Thursday, October 6, 2022
"The law professors [who submitted the amicus brief] are William D. Araiza, Stanley A. August professor of law, Brooklyn Law School; Jennifer M. Chacón, Stanford Law School; Erwin Chemerinsky, dean and Jesse H. Choper distinguished professor of law, University of California, Berkeley School of Law; Jenny-Brooke Condon, director, Equal Justice Clinic, Seton Hall University School of Law; Seth Davis, University of California, Berkeley School of Law; Brandon L. Garrett, L. Neil Williams Jr. professor of law and director, Wilson Center for Science and Justice, Duke University School of Law; Cheryl I. Harris, Rosalinde and Arthur Gilbert professor in civil rights and civil liberties, UCLA School of Law; Aziz Huq, Frank and Bernice J. Greenberg professor of law, University of Chicago Law School; Leah Litman, University of Michigan Law School; Hiroshi Motomura, Susan Westerberg Prager distinguished professor of law, UCLA School of Law; and Kenji Yoshino, Chief Justice Earl Warren professor of constitutional law, New York University School of Law." (bold added).
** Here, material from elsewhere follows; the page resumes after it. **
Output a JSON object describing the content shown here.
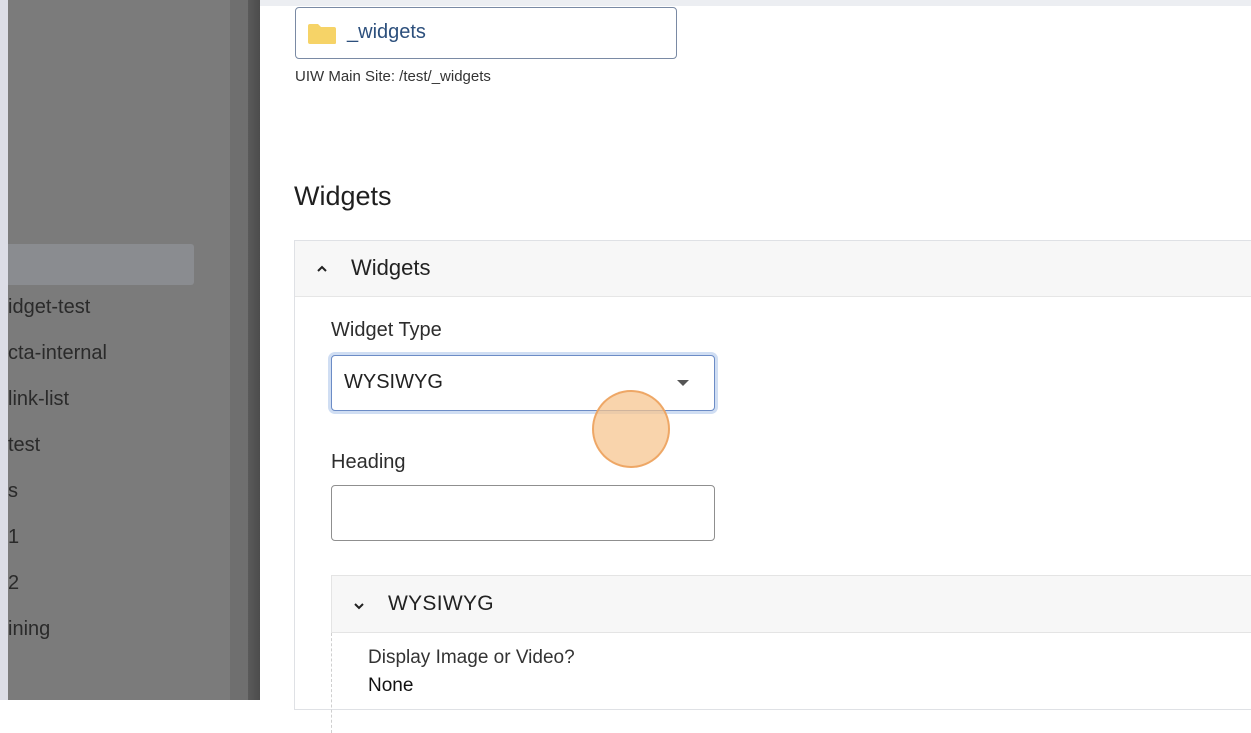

The brief argues that
"The District Court’s conclusion that Florida Senate Bill 168’s (`SB 168') Best Efforts Provision and Sanctuary Prohibition are unconstitutional is based upon a sound and unimpeachable application of Village of Arlington Heights v. Metropolitan Housing Development Corporation, 429 U.S. 252 (1977), to ample evidence in the record. Accordingly, the Court correctly found that these provisions were enacted with discriminatory intent.
SB 168’s enactment was driven by racial animus. Floridians for Immigration Enforcement (`FLIMEN') and the Federation for American Immigration Reform (`FAIR')—`anti-immigrant hate groups that overtly promote xenophobic, nationalist, and racist ideologies'—were intimately involved in the legislative process."